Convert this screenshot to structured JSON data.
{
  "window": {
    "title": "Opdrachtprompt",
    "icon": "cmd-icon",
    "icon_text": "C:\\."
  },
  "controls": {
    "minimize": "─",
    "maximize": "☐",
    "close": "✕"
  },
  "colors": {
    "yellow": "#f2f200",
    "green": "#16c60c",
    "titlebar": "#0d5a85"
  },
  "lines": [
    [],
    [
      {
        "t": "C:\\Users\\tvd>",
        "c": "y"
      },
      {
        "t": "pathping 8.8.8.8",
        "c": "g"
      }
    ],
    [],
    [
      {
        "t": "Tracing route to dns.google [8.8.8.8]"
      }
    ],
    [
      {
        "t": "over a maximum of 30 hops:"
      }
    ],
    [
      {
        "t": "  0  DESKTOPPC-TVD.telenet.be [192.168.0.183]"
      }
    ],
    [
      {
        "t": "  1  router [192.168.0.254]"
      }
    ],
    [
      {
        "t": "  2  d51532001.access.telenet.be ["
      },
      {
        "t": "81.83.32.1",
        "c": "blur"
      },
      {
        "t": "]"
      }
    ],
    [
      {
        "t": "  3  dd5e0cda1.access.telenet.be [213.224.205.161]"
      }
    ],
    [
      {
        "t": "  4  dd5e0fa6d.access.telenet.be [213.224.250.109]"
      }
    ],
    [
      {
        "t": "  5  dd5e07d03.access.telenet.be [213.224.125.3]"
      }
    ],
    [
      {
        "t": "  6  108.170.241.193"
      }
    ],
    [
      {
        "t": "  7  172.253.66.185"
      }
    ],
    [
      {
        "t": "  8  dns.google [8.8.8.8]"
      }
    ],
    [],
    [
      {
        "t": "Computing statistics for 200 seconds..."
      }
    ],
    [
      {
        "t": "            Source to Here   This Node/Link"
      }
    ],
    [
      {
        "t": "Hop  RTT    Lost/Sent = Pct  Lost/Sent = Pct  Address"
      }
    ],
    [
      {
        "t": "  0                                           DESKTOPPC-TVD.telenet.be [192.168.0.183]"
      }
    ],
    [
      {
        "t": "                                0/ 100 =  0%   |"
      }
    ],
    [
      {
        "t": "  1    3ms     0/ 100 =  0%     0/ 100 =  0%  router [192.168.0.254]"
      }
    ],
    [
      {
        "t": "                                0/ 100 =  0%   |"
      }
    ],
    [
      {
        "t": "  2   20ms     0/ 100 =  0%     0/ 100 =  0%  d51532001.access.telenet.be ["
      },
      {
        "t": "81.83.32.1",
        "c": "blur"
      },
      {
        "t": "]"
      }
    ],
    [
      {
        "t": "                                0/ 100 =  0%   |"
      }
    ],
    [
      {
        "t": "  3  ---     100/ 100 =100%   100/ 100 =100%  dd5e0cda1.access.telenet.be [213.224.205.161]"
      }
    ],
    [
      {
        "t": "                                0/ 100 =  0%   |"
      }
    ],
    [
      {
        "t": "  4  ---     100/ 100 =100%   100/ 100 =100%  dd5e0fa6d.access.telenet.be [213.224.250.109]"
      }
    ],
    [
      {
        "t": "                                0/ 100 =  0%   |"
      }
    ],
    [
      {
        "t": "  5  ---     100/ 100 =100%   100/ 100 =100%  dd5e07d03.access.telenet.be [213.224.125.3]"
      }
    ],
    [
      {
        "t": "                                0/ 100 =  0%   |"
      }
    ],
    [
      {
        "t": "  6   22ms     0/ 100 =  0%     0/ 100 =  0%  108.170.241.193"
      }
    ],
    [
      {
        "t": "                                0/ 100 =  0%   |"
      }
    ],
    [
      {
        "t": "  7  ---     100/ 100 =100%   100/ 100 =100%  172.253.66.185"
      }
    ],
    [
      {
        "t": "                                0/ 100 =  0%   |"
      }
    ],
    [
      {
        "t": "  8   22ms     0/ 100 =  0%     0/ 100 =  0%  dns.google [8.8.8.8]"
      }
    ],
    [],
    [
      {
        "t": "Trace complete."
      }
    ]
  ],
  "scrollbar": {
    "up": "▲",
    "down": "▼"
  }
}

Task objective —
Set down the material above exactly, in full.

Response area —
Convert this screenshot to structured JSON data.
{
  "window": {
    "title": "Opdrachtprompt",
    "icon": "cmd-icon",
    "icon_text": "C:\\."
  },
  "controls": {
    "minimize": "─",
    "maximize": "☐",
    "close": "✕"
  },
  "colors": {
    "yellow": "#f2f200",
    "green": "#16c60c",
    "titlebar": "#0d5a85"
  },
  "lines": [
    [],
    [
      {
        "t": "C:\\Users\\tvd>",
        "c": "y"
      },
      {
        "t": "pathping 8.8.8.8",
        "c": "g"
      }
    ],
    [],
    [
      {
        "t": "Tracing route to dns.google [8.8.8.8]"
      }
    ],
    [
      {
        "t": "over a maximum of 30 hops:"
      }
    ],
    [
      {
        "t": "  0  DESKTOPPC-TVD.telenet.be [192.168.0.183]"
      }
    ],
    [
      {
        "t": "  1  router [192.168.0.254]"
      }
    ],
    [
      {
        "t": "  2  d51532001.access.telenet.be ["
      },
      {
        "t": "81.83.32.1",
        "c": "blur"
      },
      {
        "t": "]"
      }
    ],
    [
      {
        "t": "  3  dd5e0cda1.access.telenet.be [213.224.205.161]"
      }
    ],
    [
      {
        "t": "  4  dd5e0fa6d.access.telenet.be [213.224.250.109]"
      }
    ],
    [
      {
        "t": "  5  dd5e07d03.access.telenet.be [213.224.125.3]"
      }
    ],
    [
      {
        "t": "  6  108.170.241.193"
      }
    ],
    [
      {
        "t": "  7  172.253.66.185"
      }
    ],
    [
      {
        "t": "  8  dns.google [8.8.8.8]"
      }
    ],
    [],
    [
      {
        "t": "Computing statistics for 200 seconds..."
      }
    ],
    [
      {
        "t": "            Source to Here   This Node/Link"
      }
    ],
    [
      {
        "t": "Hop  RTT    Lost/Sent = Pct  Lost/Sent = Pct  Address"
      }
    ],
    [
      {
        "t": "  0                                           DESKTOPPC-TVD.telenet.be [192.168.0.183]"
      }
    ],
    [
      {
        "t": "                                0/ 100 =  0%   |"
      }
    ],
    [
      {
        "t": "  1    3ms     0/ 100 =  0%     0/ 100 =  0%  router [192.168.0.254]"
      }
    ],
    [
      {
        "t": "                                0/ 100 =  0%   |"
      }
    ],
    [
      {
        "t": "  2   20ms     0/ 100 =  0%     0/ 100 =  0%  d51532001.access.telenet.be ["
      },
      {
        "t": "81.83.32.1",
        "c": "blur"
      },
      {
        "t": "]"
      }
    ],
    [
      {
        "t": "                                0/ 100 =  0%   |"
      }
    ],
    [
      {
        "t": "  3  ---     100/ 100 =100%   100/ 100 =100%  dd5e0cda1.access.telenet.be [213.224.205.161]"
      }
    ],
    [
      {
        "t": "                                0/ 100 =  0%   |"
      }
    ],
    [
      {
        "t": "  4  ---     100/ 100 =100%   100/ 100 =100%  dd5e0fa6d.access.telenet.be [213.224.250.109]"
      }
    ],
    [
      {
        "t": "                                0/ 100 =  0%   |"
      }
    ],
    [
      {
        "t": "  5  ---     100/ 100 =100%   100/ 100 =100%  dd5e07d03.access.telenet.be [213.224.125.3]"
      }
    ],
    [
      {
        "t": "                                0/ 100 =  0%   |"
      }
    ],
    [
      {
        "t": "  6   22ms     0/ 100 =  0%     0/ 100 =  0%  108.170.241.193"
      }
    ],
    [
      {
        "t": "                                0/ 100 =  0%   |"
      }
    ],
    [
      {
        "t": "  7  ---     100/ 100 =100%   100/ 100 =100%  172.253.66.185"
      }
    ],
    [
      {
        "t": "                                0/ 100 =  0%   |"
      }
    ],
    [
      {
        "t": "  8   22ms     0/ 100 =  0%     0/ 100 =  0%  dns.google [8.8.8.8]"
      }
    ],
    [],
    [
      {
        "t": "Trace complete."
      }
    ]
  ],
  "scrollbar": {
    "up": "▲",
    "down": "▼"
  }
}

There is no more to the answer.